───── TASK DATA

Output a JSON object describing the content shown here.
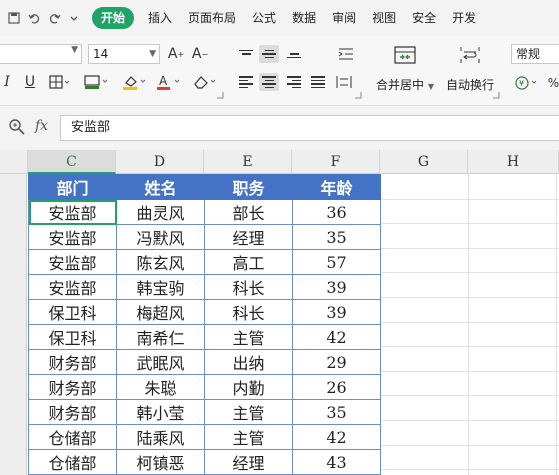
{
  "quick_access": {
    "undo_icon": "undo-icon",
    "redo_icon": "redo-icon",
    "more_icon": "chevron-down-icon"
  },
  "menu": {
    "tabs": [
      "开始",
      "插入",
      "页面布局",
      "公式",
      "数据",
      "审阅",
      "视图",
      "安全",
      "开发"
    ],
    "active_tab": "开始",
    "active_color": "#21a366"
  },
  "ribbon": {
    "font_size": "14",
    "number_format": "常规",
    "merge_label": "合并居中",
    "wrap_label": "自动换行",
    "icons": [
      "grow-font-icon",
      "shrink-font-icon",
      "italic-icon",
      "underline-icon",
      "border-icon",
      "fill-color-icon",
      "font-color-icon",
      "eraser-icon",
      "align-top-icon",
      "align-middle-icon",
      "align-bottom-icon",
      "indent-icon",
      "align-left-icon",
      "align-center-icon",
      "align-right-icon",
      "justify-icon",
      "distribute-icon",
      "merge-center-icon",
      "wrap-text-icon",
      "currency-icon"
    ]
  },
  "formula_bar": {
    "fx_label": "fx",
    "value": "安监部"
  },
  "grid": {
    "columns": [
      "C",
      "D",
      "E",
      "F",
      "G",
      "H"
    ],
    "active_column": "C",
    "header_fill": "#4472c4",
    "table": {
      "headers": [
        "部门",
        "姓名",
        "职务",
        "年龄"
      ],
      "rows": [
        [
          "安监部",
          "曲灵风",
          "部长",
          "36"
        ],
        [
          "安监部",
          "冯默风",
          "经理",
          "35"
        ],
        [
          "安监部",
          "陈玄风",
          "高工",
          "57"
        ],
        [
          "安监部",
          "韩宝驹",
          "科长",
          "39"
        ],
        [
          "保卫科",
          "梅超风",
          "科长",
          "39"
        ],
        [
          "保卫科",
          "南希仁",
          "主管",
          "42"
        ],
        [
          "财务部",
          "武眠风",
          "出纳",
          "29"
        ],
        [
          "财务部",
          "朱聪",
          "内勤",
          "26"
        ],
        [
          "财务部",
          "韩小莹",
          "主管",
          "35"
        ],
        [
          "仓储部",
          "陆乘风",
          "主管",
          "42"
        ],
        [
          "仓储部",
          "柯镇恶",
          "经理",
          "43"
        ]
      ]
    }
  }
}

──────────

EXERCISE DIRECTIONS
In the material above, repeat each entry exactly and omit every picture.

EXERCISE RESULT
Output a JSON object describing the content shown here.
{
  "quick_access": {
    "undo_icon": "undo-icon",
    "redo_icon": "redo-icon",
    "more_icon": "chevron-down-icon"
  },
  "menu": {
    "tabs": [
      "开始",
      "插入",
      "页面布局",
      "公式",
      "数据",
      "审阅",
      "视图",
      "安全",
      "开发"
    ],
    "active_tab": "开始",
    "active_color": "#21a366"
  },
  "ribbon": {
    "font_size": "14",
    "number_format": "常规",
    "merge_label": "合并居中",
    "wrap_label": "自动换行",
    "icons": [
      "grow-font-icon",
      "shrink-font-icon",
      "italic-icon",
      "underline-icon",
      "border-icon",
      "fill-color-icon",
      "font-color-icon",
      "eraser-icon",
      "align-top-icon",
      "align-middle-icon",
      "align-bottom-icon",
      "indent-icon",
      "align-left-icon",
      "align-center-icon",
      "align-right-icon",
      "justify-icon",
      "distribute-icon",
      "merge-center-icon",
      "wrap-text-icon",
      "currency-icon"
    ]
  },
  "formula_bar": {
    "fx_label": "fx",
    "value": "安监部"
  },
  "grid": {
    "columns": [
      "C",
      "D",
      "E",
      "F",
      "G",
      "H"
    ],
    "active_column": "C",
    "header_fill": "#4472c4",
    "table": {
      "headers": [
        "部门",
        "姓名",
        "职务",
        "年龄"
      ],
      "rows": [
        [
          "安监部",
          "曲灵风",
          "部长",
          "36"
        ],
        [
          "安监部",
          "冯默风",
          "经理",
          "35"
        ],
        [
          "安监部",
          "陈玄风",
          "高工",
          "57"
        ],
        [
          "安监部",
          "韩宝驹",
          "科长",
          "39"
        ],
        [
          "保卫科",
          "梅超风",
          "科长",
          "39"
        ],
        [
          "保卫科",
          "南希仁",
          "主管",
          "42"
        ],
        [
          "财务部",
          "武眠风",
          "出纳",
          "29"
        ],
        [
          "财务部",
          "朱聪",
          "内勤",
          "26"
        ],
        [
          "财务部",
          "韩小莹",
          "主管",
          "35"
        ],
        [
          "仓储部",
          "陆乘风",
          "主管",
          "42"
        ],
        [
          "仓储部",
          "柯镇恶",
          "经理",
          "43"
        ]
      ]
    }
  }
}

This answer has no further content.